Artist Yoko Ono inked a deal with OR Books for an "instructional poetry" book entitled Acorn. The publisher plans to release this title in June 2013.
OR Books described the Acorn manuscript as "an extension" of Ono's 1964 art book, Grapefruit. Ono has collaborated with other writers on books, but this is her first book published by herself in nearly 50 years.
Read the full announcement at GalleyCat.
Yoko Ono is returning to her roots. In June, the 80-year-old avant-garde icon (and widow of John Lennon) will publish a follow-up to her 1964 book "Grapefruit": "Acorn," a collection of 100 conceptual instructions which function as Zen-like incantations for how to live a mindful life.
"Grapefruit" is one of the great books of the 1960s, a work of subtlety and elegance that frames the world itself as a canvas for art. It was this sensibility that first drew Lennon to Ono when they met at London's Indica Gallery in 1966.
Read the full piece at the Los Angeles Times.
"Poetry in action with participation," is how artist and musician Yoko Ono describes her new book of "instructional poetry" – the first she has published solo in almost 50 years.
Acorn, according to New York-based independent publisher OR Books, is an extension of the "intricate strands" Ono first wove together in Grapefruit, the "book of instructions and drawings" she published in 1964. The book, which comes out in June, is "classic Yoko", said the publisher, "full of intriguing and surreal exercises [which invite] the reader to uncover profound and often complex truths, in words and imagery that are playful and accessible".
Read the full story at the Guardian.
Aside from one or two of our more irreverent reviews, few TMT pieces have sparked the kind of fierce debate — both behind the scenes here and on the internet at large — as former TMT contributor Chris Ruen's 2009 feature, "The Myth of DIY: Towards a Common Ethic of Piracy." Along with its companion piece, "Fuck Love, Let’s Make Dystopia," the article called into question the premise that the read availability of free content on the internet is an unambiguously good thing, and in the process, it hit a lot of indie music fans where it hurt the most: their conscience.
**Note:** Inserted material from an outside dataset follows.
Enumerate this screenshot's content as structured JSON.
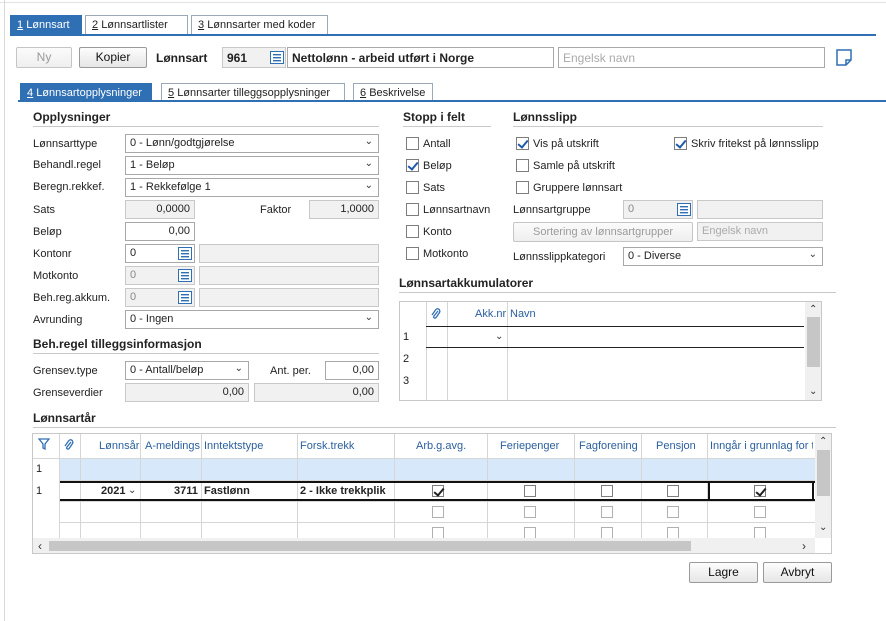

Freeloading: How Our Insatiable Hunger for Free Content Starves Creativity provides Ruen with a larger canvass upon which to develop the ideas that he's sketched out in his shorter works, namely that the act of illegally downloading unlicensed digital content (or "freeloading") has dire consequences, not just on artists, labels, and the surrounding industry apparatus, but for the future of our cultural development. While Ruen assembles an impressive arsenal of support for his position, the entire crux of his argument lays in a simple premise: that an artist has the exclusive right to “distribute works in a manner as s/he chooses” and are entitled to "extend that right… to any legal business partner." It's a statement so self-evident that it shouldn’t even need to be defended; however, given the historical context surrounding the freeloading debate, it becomes much easier to see how we, as a society, have lost sight of this.
Read the full review at Tiny Mix Tapes.
ANTIWAR ACTIVISTS are planning actions in April to focus attention on a dark and deadly corner of U.S. military operations: The Pentagon's and the CIA's massively scaled-up use of drone aircraft around the world.
In 2000, the Pentagon had less than 50 drones. Ten years later, that number is 7,500--an increase of 15,000 percent. In 2003, the U.S. Air Force was flying a handful of round-the-clock drone patrols every day. By 2010, that number had reached 40.
"By 2011, the Air Force was training more remote pilots than fighter and bomber pilots combined," explains Medea Benjamin in her book Drone Warfare: Killing by Remote Control. Benjamin cites Mark Maybury, chief scientist for the Air Force, who said in 2011, "Our number one manning problem in the Air Force is manning our unmanned platform."
Read the full article at Socialistworker.org.